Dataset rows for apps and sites
--
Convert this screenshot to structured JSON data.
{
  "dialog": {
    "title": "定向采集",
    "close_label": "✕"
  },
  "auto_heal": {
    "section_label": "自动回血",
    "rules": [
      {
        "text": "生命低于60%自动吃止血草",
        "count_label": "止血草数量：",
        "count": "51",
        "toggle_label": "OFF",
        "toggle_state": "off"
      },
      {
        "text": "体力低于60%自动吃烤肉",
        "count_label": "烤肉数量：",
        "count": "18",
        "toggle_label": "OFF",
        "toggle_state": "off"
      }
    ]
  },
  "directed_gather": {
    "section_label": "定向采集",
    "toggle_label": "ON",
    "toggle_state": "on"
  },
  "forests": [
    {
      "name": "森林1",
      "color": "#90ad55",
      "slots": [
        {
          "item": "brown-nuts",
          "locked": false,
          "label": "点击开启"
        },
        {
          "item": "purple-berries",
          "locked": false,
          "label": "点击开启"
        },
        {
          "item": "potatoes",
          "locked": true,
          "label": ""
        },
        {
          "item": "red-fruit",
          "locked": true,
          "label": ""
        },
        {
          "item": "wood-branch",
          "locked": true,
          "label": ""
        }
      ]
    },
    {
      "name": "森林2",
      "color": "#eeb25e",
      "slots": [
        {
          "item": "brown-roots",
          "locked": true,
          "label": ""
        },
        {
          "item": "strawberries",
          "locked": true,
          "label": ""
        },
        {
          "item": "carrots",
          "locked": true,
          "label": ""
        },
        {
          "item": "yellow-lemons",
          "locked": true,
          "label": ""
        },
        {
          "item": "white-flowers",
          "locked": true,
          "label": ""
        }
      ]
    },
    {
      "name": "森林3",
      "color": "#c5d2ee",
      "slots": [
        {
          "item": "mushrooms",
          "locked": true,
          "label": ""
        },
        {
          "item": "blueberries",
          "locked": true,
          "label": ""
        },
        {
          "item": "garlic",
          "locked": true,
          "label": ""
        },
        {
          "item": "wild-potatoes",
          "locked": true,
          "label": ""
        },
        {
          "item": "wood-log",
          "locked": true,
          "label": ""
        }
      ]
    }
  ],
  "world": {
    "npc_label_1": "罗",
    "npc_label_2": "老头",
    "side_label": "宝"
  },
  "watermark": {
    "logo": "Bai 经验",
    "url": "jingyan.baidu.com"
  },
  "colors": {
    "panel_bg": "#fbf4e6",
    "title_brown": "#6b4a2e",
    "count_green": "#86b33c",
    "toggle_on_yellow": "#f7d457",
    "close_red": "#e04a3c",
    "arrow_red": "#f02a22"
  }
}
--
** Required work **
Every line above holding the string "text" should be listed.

** Solution **
        "text": "生命低于60%自动吃止血草",
        "text": "体力低于60%自动吃烤肉",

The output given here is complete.